SUPER MASSIVE-SUPER GIANT LIGHT TABLES Turner, Keith 1998 Abstract: The construction of a large light table provides a show producer the capability of arranging an entire show within sight.
STONEHENGE: A DRUID'S GUIDE TO CONSTRUCTION Wallace, James II 1998 Abstract: As a means of enticing children into exploring unique facets of archaeology, a set of large, 1/3 scale replica foam blocks have been constructed with the goal in mind of allowing for hands-on learning, which has been proven to be an effective means of education. By utilizing rollers, ramps, ropes, levers and teamwork, these blocks allow for the instructor to focus on multiple topics, such as physics, archaeology, religion, history, culture, and cooperative problem-solving. To date, these have been exceeded expectations in achieving the goals initially envisioned when first constructed.
SPACE STATION FERNBANK Whitt, April 1998 Abstract: During the summer of 1998, instructors at Fernbank Science Center piloted a summer space institute for sixth and seventh graders. Activities, field trips, and partnerships with NASA are described in this presentation.
STARS THAT NEVER SET An Interactive Planetarium Program Whitt, April 1998 Abstract: Fernbank's spring program for families focused on multiple learning styles. The Signing Choir from Briarlake Elementary School sang and signed on video for the the planetarium program.
SUN AND STARS AND YERKES OBSERVATORY Whitt, April 1998 Abstract: The Yerkes Summer Institute for the Center for Astrophysical Research in Antarctica (CARA) brought Chicago high school students to Wisconsin for labs from spectroscopy to statistics. Here are their some of their lessons and projects.
THE PROBLEM WITH WESS SLIDE MOUNTS Williams, Gregg 1998 Abstract: Many of us in the planetarium business are familiar with slide mounts made by Wess Plastics. During this paper, I am going to explain what makes Wess mounts a useful product for planetariums. I'll describe some of the variety of apertures available. And, I'll describe a significant problem with Wess mounts and suggest a partial solution that GLPA members could implement cooperatively.
ANCIENT OBSERVING SITES Zajac, Gene 1998 Abstract: The purpose of this lesson is to present a method of informing students how to create their own astronomically correct observing site. Ancient real sites are examined first. Students learn that the altitude of the sun varies by 47 degrees on the meridian, the sun moves along the horizon, the altitude of the NCP is constant, star rising and setting azimuths can be observed at sunrise and sunset to determine the seasons or other dates. The term helical rising is presented.

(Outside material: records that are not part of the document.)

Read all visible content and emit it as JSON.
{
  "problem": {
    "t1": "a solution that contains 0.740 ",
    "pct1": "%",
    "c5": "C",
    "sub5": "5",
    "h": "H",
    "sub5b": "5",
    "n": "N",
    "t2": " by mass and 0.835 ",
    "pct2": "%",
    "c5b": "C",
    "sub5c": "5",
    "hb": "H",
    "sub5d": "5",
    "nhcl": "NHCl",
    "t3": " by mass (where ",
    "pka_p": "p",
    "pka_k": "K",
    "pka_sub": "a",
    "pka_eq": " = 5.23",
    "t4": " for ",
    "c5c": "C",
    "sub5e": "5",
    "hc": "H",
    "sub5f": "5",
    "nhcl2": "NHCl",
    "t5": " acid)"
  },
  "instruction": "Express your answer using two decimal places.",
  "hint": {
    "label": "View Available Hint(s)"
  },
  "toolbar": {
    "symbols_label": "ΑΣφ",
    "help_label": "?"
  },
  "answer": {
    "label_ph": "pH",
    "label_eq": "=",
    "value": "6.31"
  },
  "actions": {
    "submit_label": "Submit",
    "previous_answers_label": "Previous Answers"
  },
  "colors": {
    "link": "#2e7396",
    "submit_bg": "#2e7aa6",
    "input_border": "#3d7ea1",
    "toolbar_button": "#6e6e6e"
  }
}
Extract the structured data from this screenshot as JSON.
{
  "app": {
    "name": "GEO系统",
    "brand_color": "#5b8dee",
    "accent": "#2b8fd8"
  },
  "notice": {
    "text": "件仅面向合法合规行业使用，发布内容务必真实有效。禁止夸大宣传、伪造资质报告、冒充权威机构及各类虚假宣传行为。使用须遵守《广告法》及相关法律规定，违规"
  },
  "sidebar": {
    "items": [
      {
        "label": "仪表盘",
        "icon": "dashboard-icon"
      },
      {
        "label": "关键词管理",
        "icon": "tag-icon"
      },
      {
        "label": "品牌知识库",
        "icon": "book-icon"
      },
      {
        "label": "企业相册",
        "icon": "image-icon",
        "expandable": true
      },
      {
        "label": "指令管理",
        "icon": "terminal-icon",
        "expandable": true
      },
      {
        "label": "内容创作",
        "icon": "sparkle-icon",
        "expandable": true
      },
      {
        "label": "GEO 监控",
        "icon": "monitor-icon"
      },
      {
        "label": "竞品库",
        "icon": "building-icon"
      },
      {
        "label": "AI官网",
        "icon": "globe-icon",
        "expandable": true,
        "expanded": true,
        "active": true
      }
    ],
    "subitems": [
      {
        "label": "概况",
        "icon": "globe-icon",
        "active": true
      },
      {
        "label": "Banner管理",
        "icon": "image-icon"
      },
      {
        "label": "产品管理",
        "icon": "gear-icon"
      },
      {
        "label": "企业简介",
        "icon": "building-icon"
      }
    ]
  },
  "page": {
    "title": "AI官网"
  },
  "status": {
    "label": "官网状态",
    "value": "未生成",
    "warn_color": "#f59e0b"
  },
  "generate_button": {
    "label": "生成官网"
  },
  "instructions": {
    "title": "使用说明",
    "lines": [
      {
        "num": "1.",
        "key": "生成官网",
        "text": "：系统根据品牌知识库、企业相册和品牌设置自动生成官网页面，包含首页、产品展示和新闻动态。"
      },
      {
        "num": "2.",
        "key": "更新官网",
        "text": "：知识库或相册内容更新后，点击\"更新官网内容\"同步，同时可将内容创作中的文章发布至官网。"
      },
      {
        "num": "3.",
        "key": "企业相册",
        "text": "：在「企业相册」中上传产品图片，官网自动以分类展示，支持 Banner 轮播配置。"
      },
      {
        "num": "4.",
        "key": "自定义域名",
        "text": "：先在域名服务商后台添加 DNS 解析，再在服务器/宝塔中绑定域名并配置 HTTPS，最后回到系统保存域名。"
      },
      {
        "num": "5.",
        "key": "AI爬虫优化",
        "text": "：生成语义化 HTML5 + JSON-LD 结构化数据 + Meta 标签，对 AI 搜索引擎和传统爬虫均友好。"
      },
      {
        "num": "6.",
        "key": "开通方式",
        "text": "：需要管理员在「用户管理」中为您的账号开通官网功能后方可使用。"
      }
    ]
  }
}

GALILEO'S NOTEBOOK Zajac, Gene 1998 Abstract: This group of activities uses the research of Galileo to teach concepts of the heliocentric universe. Sunspots, inclined plane, retrograde motion, and the orbits of Jupiter's moons were used in a high school astronomy class.
SPACE STATION SIMULATION CAMP Zajac, Gene 1998 Abstract: This project converted an ordinary school bus into a space station complete with activity bays. Five computers, glove box, medical bay, and a weather station are the major components. The bus is used with a summer space camp for high school and fifth grade students.